Here is an example of the South African Brodie type helmet with 3-holes, not to be confused with the British 3-hole Brodie. Ill let you know when I find out something new. Any suggestions as to the best way of trying to restore to a more original condition? Private Purchase Helmets Non Metal Type After the fall of Dunkirk steel helmets were scarce and priority of steel helmets went to the Government and armed services. All 3 types were used mainly in Ammunition Factory's and had a leather or rubberised chinstraps, some Officers in the Home Guard used the Bakelite helmets. The design draws inspiration from the medieval kettle helmet, being designed to protect the wearer from missiles from above. Both were manufactured using a similar process.
Dave Just purchased these two items, Lee Enfield and Brodie. Leatherwear Co of America - Brooklyn - New York. The wool cover has rotten away on this original Mark I exposing the rubber doughnut. This is due to the split rivet shearing away from strain and the near constant moister of the Western Front. Some lining remains inside but Im not too bothered as I intend to wall mount it, but would like to find a strap as well. This seems to be the case on mine although that could be due to the edge rusting away over time I suppose.

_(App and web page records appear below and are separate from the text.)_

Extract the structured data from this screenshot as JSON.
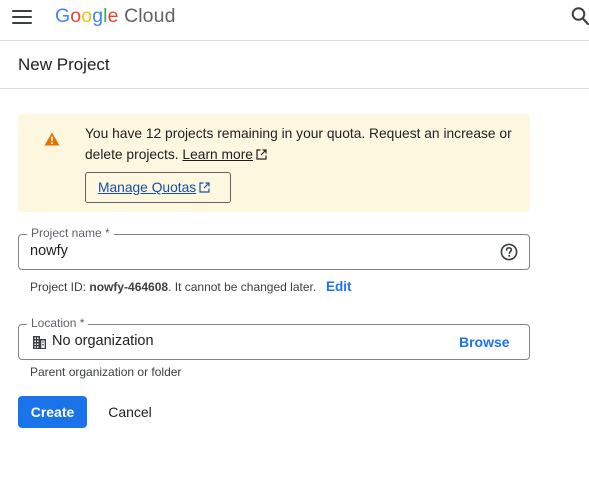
{
  "header": {
    "logo_google": [
      "G",
      "o",
      "o",
      "g",
      "l",
      "e"
    ],
    "logo_cloud": "Cloud",
    "menu_icon": "hamburger-menu-icon",
    "search_icon": "search-icon"
  },
  "page": {
    "title": "New Project"
  },
  "quota_notice": {
    "message": "You have 12 projects remaining in your quota. Request an increase or delete projects.",
    "learn_more": "Learn more",
    "manage_label": "Manage Quotas",
    "background_color": "#fef7e0",
    "icon": "warning-icon"
  },
  "project_name": {
    "label": "Project name *",
    "value": "nowfy",
    "help_icon": "help-icon",
    "id_prefix": "Project ID: ",
    "id_value": "nowfy-464608",
    "id_suffix": ". It cannot be changed later.",
    "edit_label": "Edit"
  },
  "location": {
    "label": "Location *",
    "value": "No organization",
    "browse_label": "Browse",
    "helper": "Parent organization or folder",
    "icon": "building-icon"
  },
  "actions": {
    "create_label": "Create",
    "cancel_label": "Cancel",
    "primary_color": "#1a73e8"
  }
}
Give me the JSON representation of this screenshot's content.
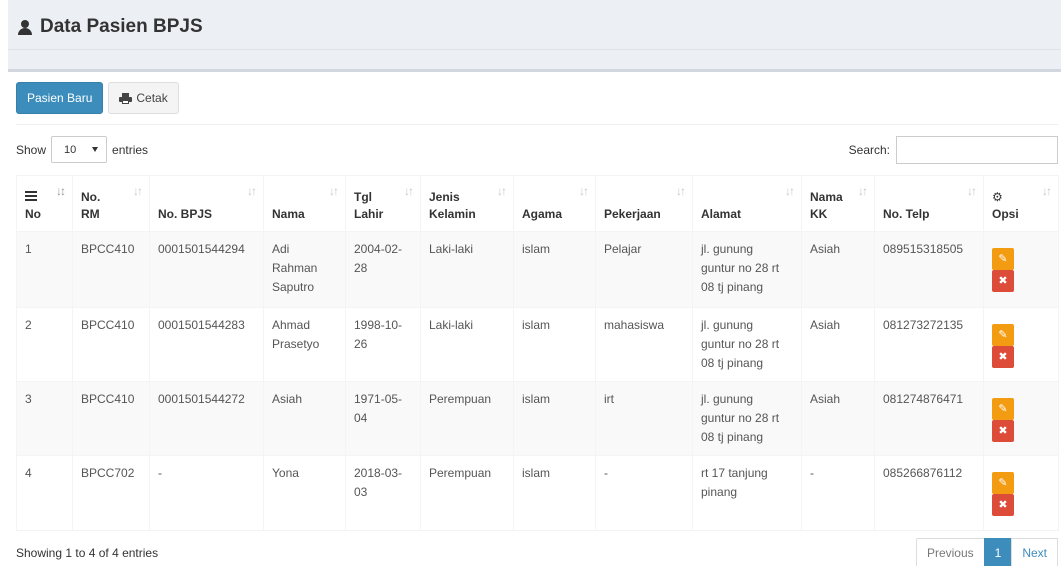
{
  "header": {
    "title": "Data Pasien BPJS"
  },
  "toolbar": {
    "new_label": "Pasien Baru",
    "print_label": "Cetak"
  },
  "length": {
    "show": "Show",
    "value": "10",
    "entries": "entries"
  },
  "search": {
    "label": "Search:",
    "value": ""
  },
  "table": {
    "headers": {
      "no": "No",
      "rm": [
        "No.",
        "RM"
      ],
      "bpjs": "No. BPJS",
      "nama": "Nama",
      "tgl": [
        "Tgl",
        "Lahir"
      ],
      "jk": [
        "Jenis",
        "Kelamin"
      ],
      "agama": "Agama",
      "pekerjaan": "Pekerjaan",
      "alamat": "Alamat",
      "kk": [
        "Nama",
        "KK"
      ],
      "telp": "No. Telp",
      "opsi": "Opsi"
    },
    "rows": [
      {
        "no": "1",
        "rm": "BPCC410",
        "bpjs": "0001501544294",
        "nama": [
          "Adi",
          "Rahman",
          "Saputro"
        ],
        "tgl": [
          "2004-02-",
          "28"
        ],
        "jk": "Laki-laki",
        "agama": "islam",
        "pekerjaan": "Pelajar",
        "alamat": [
          "jl. gunung",
          "guntur no 28 rt",
          "08 tj pinang"
        ],
        "kk": "Asiah",
        "telp": "089515318505"
      },
      {
        "no": "2",
        "rm": "BPCC410",
        "bpjs": "0001501544283",
        "nama": [
          "Ahmad",
          "Prasetyo"
        ],
        "tgl": [
          "1998-10-",
          "26"
        ],
        "jk": "Laki-laki",
        "agama": "islam",
        "pekerjaan": "mahasiswa",
        "alamat": [
          "jl. gunung",
          "guntur no 28 rt",
          "08 tj pinang"
        ],
        "kk": "Asiah",
        "telp": "081273272135"
      },
      {
        "no": "3",
        "rm": "BPCC410",
        "bpjs": "0001501544272",
        "nama": [
          "Asiah"
        ],
        "tgl": [
          "1971-05-",
          "04"
        ],
        "jk": "Perempuan",
        "agama": "islam",
        "pekerjaan": "irt",
        "alamat": [
          "jl. gunung",
          "guntur no 28 rt",
          "08 tj pinang"
        ],
        "kk": "Asiah",
        "telp": "081274876471"
      },
      {
        "no": "4",
        "rm": "BPCC702",
        "bpjs": "-",
        "nama": [
          "Yona"
        ],
        "tgl": [
          "2018-03-",
          "03"
        ],
        "jk": "Perempuan",
        "agama": "islam",
        "pekerjaan": "-",
        "alamat": [
          "rt 17 tanjung",
          "pinang"
        ],
        "kk": "-",
        "telp": "085266876112"
      }
    ]
  },
  "footer": {
    "info": "Showing 1 to 4 of 4 entries"
  },
  "pagination": {
    "previous": "Previous",
    "page": "1",
    "next": "Next"
  },
  "colors": {
    "primary": "#3c8dbc",
    "edit": "#f39c12",
    "delete": "#dd4b39",
    "header_bg": "#ecf0f5"
  },
  "icons": {
    "title": "user-icon",
    "print": "printer-icon",
    "no_col": "list-icon",
    "opsi_col": "gears-icon",
    "edit": "edit-icon",
    "delete": "times-icon",
    "sort": "sort-icon"
  }
}
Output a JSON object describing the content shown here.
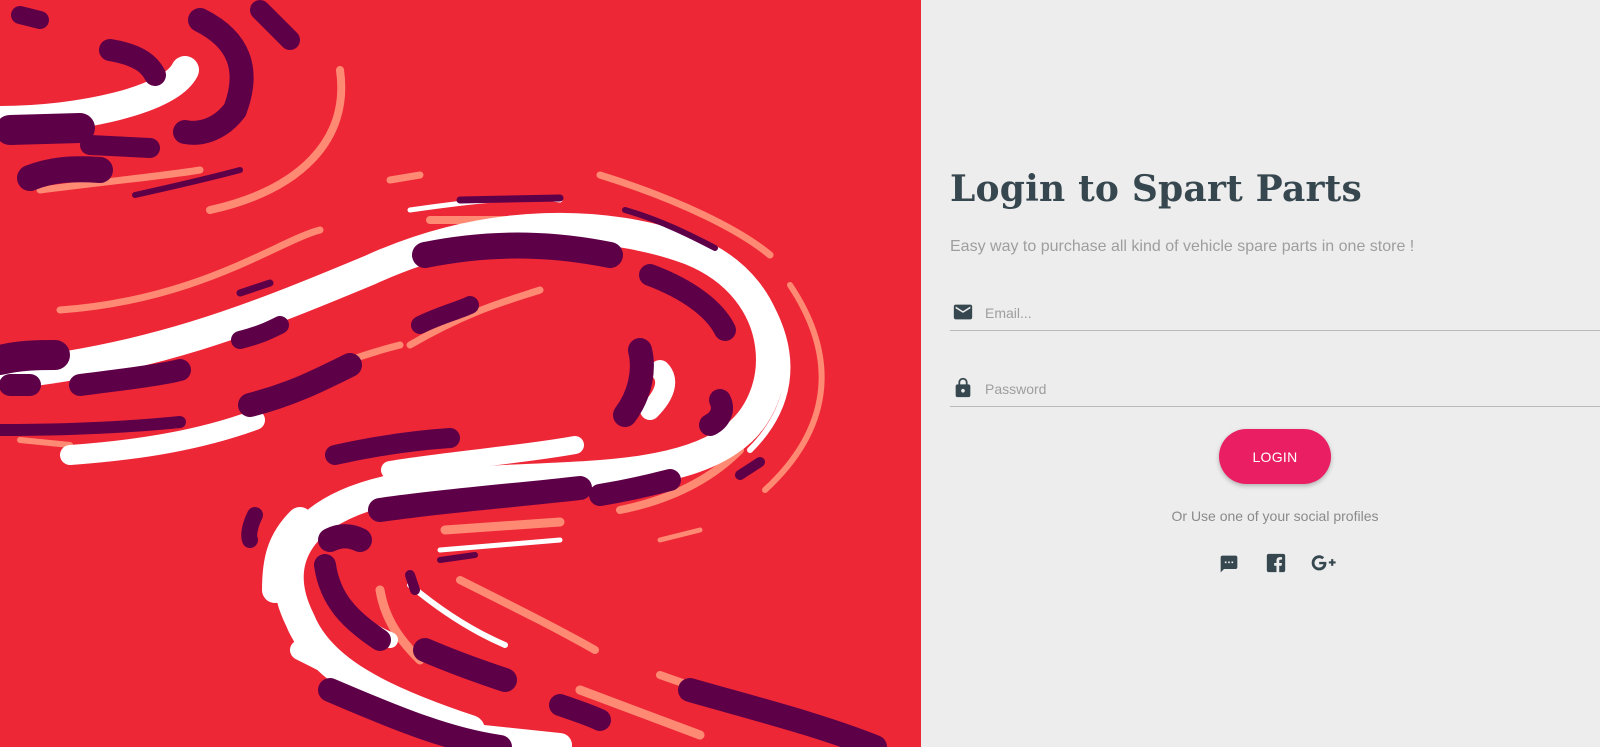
{
  "art": {
    "colors": {
      "background": "#ee2737",
      "white": "#ffffff",
      "plum": "#5e0048",
      "salmon": "#ff8a73"
    }
  },
  "login": {
    "title": "Login to Spart Parts",
    "subtitle": "Easy way to purchase all kind of vehicle spare parts in one store !",
    "email": {
      "placeholder": "Email...",
      "value": "",
      "icon": "mail-icon"
    },
    "password": {
      "placeholder": "Password",
      "value": "",
      "icon": "lock-icon"
    },
    "login_button": "LOGIN",
    "social_caption": "Or Use one of your social profiles",
    "social_icons": [
      "chat-icon",
      "facebook-icon",
      "google-plus-icon"
    ]
  },
  "colors": {
    "accent": "#e91e63",
    "title": "#37474f",
    "muted": "#9e9e9e",
    "panel": "#ededed"
  }
}
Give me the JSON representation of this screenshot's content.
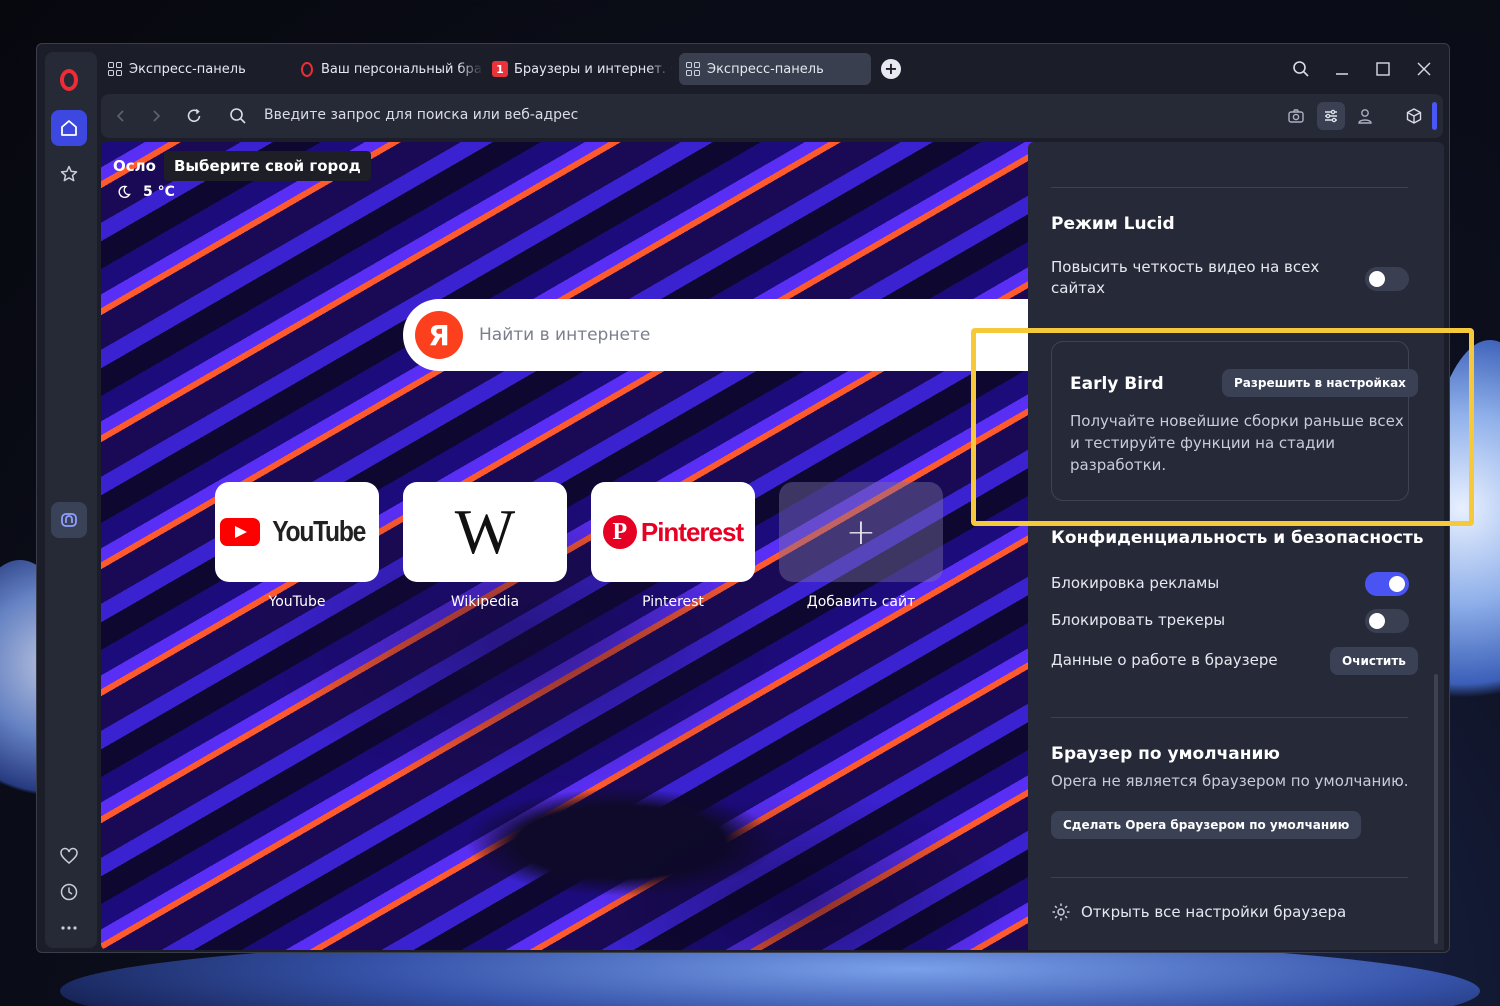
{
  "tabs": [
    {
      "label": "Экспресс-панель",
      "icon": "speed-dial-icon"
    },
    {
      "label": "Ваш персональный брау",
      "icon": "opera-icon"
    },
    {
      "label": "Браузеры и интернет. Ск",
      "icon": "red-badge-icon"
    },
    {
      "label": "Экспресс-панель",
      "icon": "speed-dial-icon",
      "active": true
    }
  ],
  "addressbar": {
    "placeholder": "Введите запрос для поиска или веб-адрес"
  },
  "weather": {
    "city": "Осло",
    "chip": "Выберите свой город",
    "temp": "5 °C"
  },
  "search": {
    "placeholder": "Найти в интернете",
    "engine_badge": "Я"
  },
  "speeddial": [
    {
      "label": "YouTube",
      "logo": "YouTube"
    },
    {
      "label": "Wikipedia",
      "logo": "W"
    },
    {
      "label": "Pinterest",
      "logo": "Pinterest",
      "logo_mark": "P"
    },
    {
      "label": "Добавить сайт",
      "logo": "+"
    }
  ],
  "panel": {
    "lucid": {
      "title": "Режим Lucid",
      "desc_line1": "Повысить четкость видео на всех",
      "desc_line2": "сайтах",
      "enabled": false
    },
    "early_bird": {
      "title": "Early Bird",
      "button": "Разрешить в настройках",
      "line1": "Получайте новейшие сборки раньше всех",
      "line2": "и тестируйте функции на стадии",
      "line3": "разработки."
    },
    "privacy": {
      "title": "Конфиденциальность и безопасность",
      "adblock": "Блокировка рекламы",
      "adblock_enabled": true,
      "trackers": "Блокировать трекеры",
      "trackers_enabled": false,
      "data": "Данные о работе в браузере",
      "clear_button": "Очистить"
    },
    "default_browser": {
      "title": "Браузер по умолчанию",
      "desc": "Opera не является браузером по умолчанию.",
      "button": "Сделать Opera браузером по умолчанию"
    },
    "open_settings": "Открыть все настройки браузера"
  },
  "colors": {
    "accent": "#4954f2",
    "highlight": "#f5c93a",
    "opera_red": "#ef2c36"
  }
}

As a result, the helmet was later modified to a light khaki green, and covered with sawdust and cork, giving it a dull and non-reflective surface. If there is anything, in my experience it tends to be under the front end, although I appreciate you may well not be able to tell the front from the back. Crosby Co - Buffalo - New York. I have posted inquiries in other forums as well. During the first year of , none of the combatants offered steel helmets to their troops. However it was a slow process to replace all previous helmets due to a high expense of the new design. The rubber ring is overlaid with a felt pad, which is secured to the helmet dome with a rivet.